• WHAT NEEDS TO BE DONE:
Report every line of the records beneath this task that holds the string "meta".

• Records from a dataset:
::::

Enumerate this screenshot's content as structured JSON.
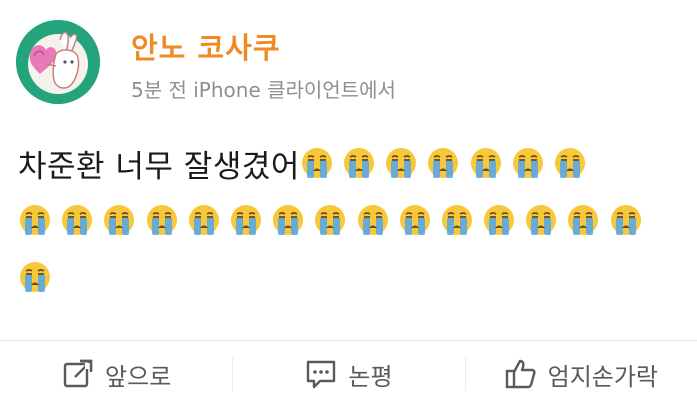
{
  "post": {
    "username": "안노 코사쿠",
    "meta": "5분 전 iPhone 클라이언트에서",
    "text": "차준환 너무 잘생겼어",
    "emoji_icon": "crying-face",
    "emoji_count_line1": 7,
    "emoji_count_line2": 15,
    "emoji_count_line3": 1
  },
  "actions": {
    "share_label": "앞으로",
    "share_icon": "share-icon",
    "comment_label": "논평",
    "comment_icon": "comment-icon",
    "like_label": "엄지손가락",
    "like_icon": "thumbs-up-icon"
  },
  "colors": {
    "username": "#f08a24",
    "meta": "#8f8f8f",
    "avatar_bg": "#24a47c",
    "emoji_face": "#f7c83a",
    "emoji_tears": "#5aa7e8"
  }
}
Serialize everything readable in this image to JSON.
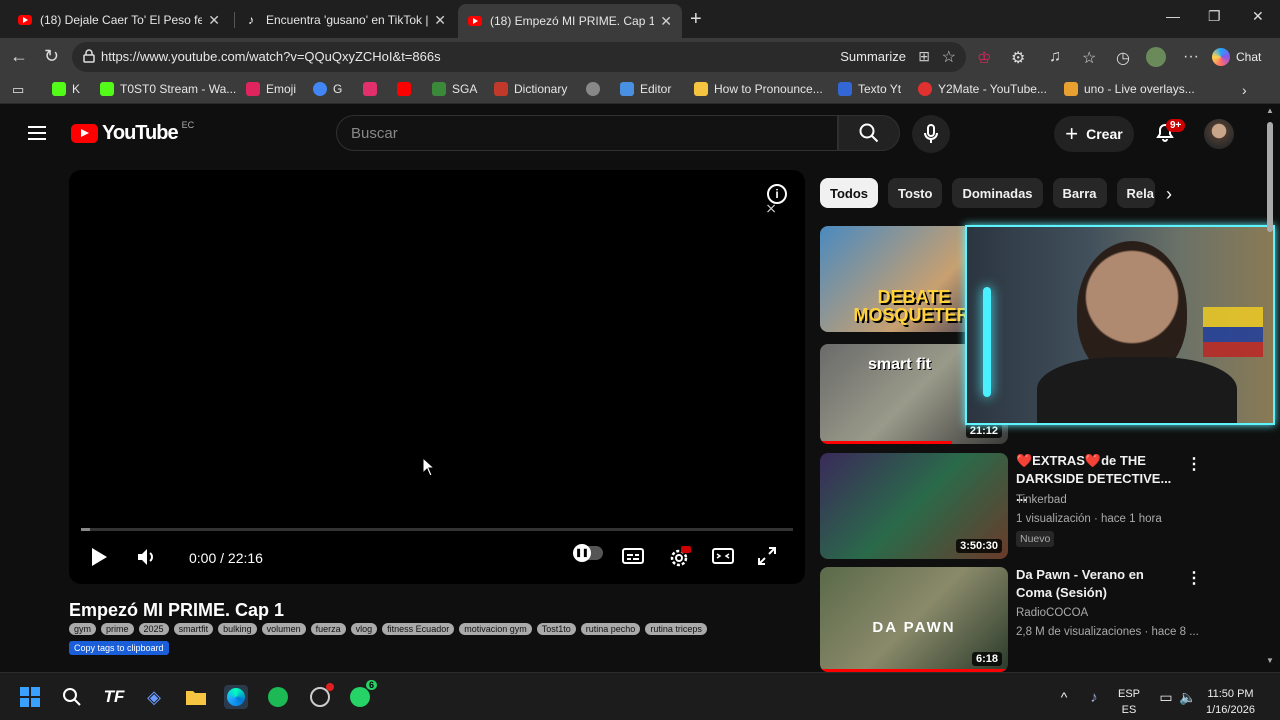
{
  "browser": {
    "tabs": [
      {
        "title": "(18) Dejale Caer To' El Peso feat. H",
        "favicon": "youtube-icon"
      },
      {
        "title": "Encuentra 'gusano' en TikTok | Bus",
        "favicon": "tiktok-icon"
      },
      {
        "title": "(18) Empezó MI PRIME. Cap 1 - Yo",
        "favicon": "youtube-icon",
        "active": true
      }
    ],
    "url": "https://www.youtube.com/watch?v=QQuQxyZCHoI&t=866s",
    "summarize_label": "Summarize",
    "chat_label": "Chat",
    "bookmarks": [
      {
        "label": "K",
        "color": "#53fc18"
      },
      {
        "label": "T0ST0 Stream - Wa...",
        "color": "#53fc18"
      },
      {
        "label": "Emoji",
        "color": "#e0245e"
      },
      {
        "label": "G",
        "color": "#4285f4"
      },
      {
        "label": "",
        "color": "#e1306c"
      },
      {
        "label": "",
        "color": "#ff0000"
      },
      {
        "label": "SGA",
        "color": "#3a8a3a"
      },
      {
        "label": "Dictionary",
        "color": "#c0392b"
      },
      {
        "label": "",
        "color": "#888888"
      },
      {
        "label": "Editor",
        "color": "#4a90e2"
      },
      {
        "label": "How to Pronounce...",
        "color": "#f5c542"
      },
      {
        "label": "Texto Yt",
        "color": "#3367d6"
      },
      {
        "label": "Y2Mate - YouTube...",
        "color": "#e03030"
      },
      {
        "label": "uno - Live overlays...",
        "color": "#e8a030"
      }
    ]
  },
  "youtube": {
    "logo_text": "YouTube",
    "country_code": "EC",
    "search_placeholder": "Buscar",
    "create_label": "Crear",
    "notif_badge": "9+",
    "player": {
      "current_time": "0:00",
      "duration": "22:16",
      "time_display": "0:00 / 22:16",
      "progress_fraction": 0.013
    },
    "video_title": "Empezó MI PRIME. Cap 1",
    "tags": [
      "gym",
      "prime",
      "2025",
      "smartfit",
      "bulking",
      "volumen",
      "fuerza",
      "vlog",
      "fitness Ecuador",
      "motivacion gym",
      "Tost1to",
      "rutina pecho",
      "rutina triceps"
    ],
    "copy_tags_label": "Copy tags to clipboard",
    "chips": [
      "Todos",
      "Tosto",
      "Dominadas",
      "Barra",
      "Rela"
    ],
    "recommendations": [
      {
        "thumb_text": "DEBATE MOSQUETERI",
        "duration": "",
        "title": "",
        "channel": "",
        "meta": ""
      },
      {
        "thumb_text": "smart fit",
        "duration": "21:12",
        "title": "",
        "channel": "",
        "meta": ""
      },
      {
        "thumb_text": "",
        "duration": "3:50:30",
        "title": "❤️EXTRAS❤️de THE DARKSIDE DETECTIVE... ...",
        "channel": "Tinkerbad",
        "meta": "1 visualización · hace 1 hora",
        "badge": "Nuevo"
      },
      {
        "thumb_text": "DA PAWN",
        "duration": "6:18",
        "title": "Da Pawn - Verano en Coma (Sesión)",
        "channel": "RadioCOCOA",
        "meta": "2,8 M de visualizaciones · hace 8 ..."
      }
    ]
  },
  "taskbar": {
    "lang_top": "ESP",
    "lang_bottom": "ES",
    "time": "11:50 PM",
    "date": "1/16/2026",
    "whatsapp_badge": "6"
  }
}
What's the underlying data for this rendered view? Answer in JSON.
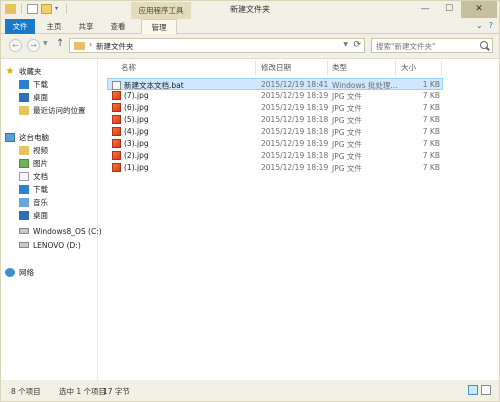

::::

• SOLUTION TO THIS TASK:
    "meta": "5분 전 iPhone 클라이언트에서",
    "meta": "#8f8f8f",
        "meta": ""
        "meta": ""
        "meta": "1 visualización · hace 1 hora",
        "meta": "2,8 M de visualizaciones · hace 8 ..."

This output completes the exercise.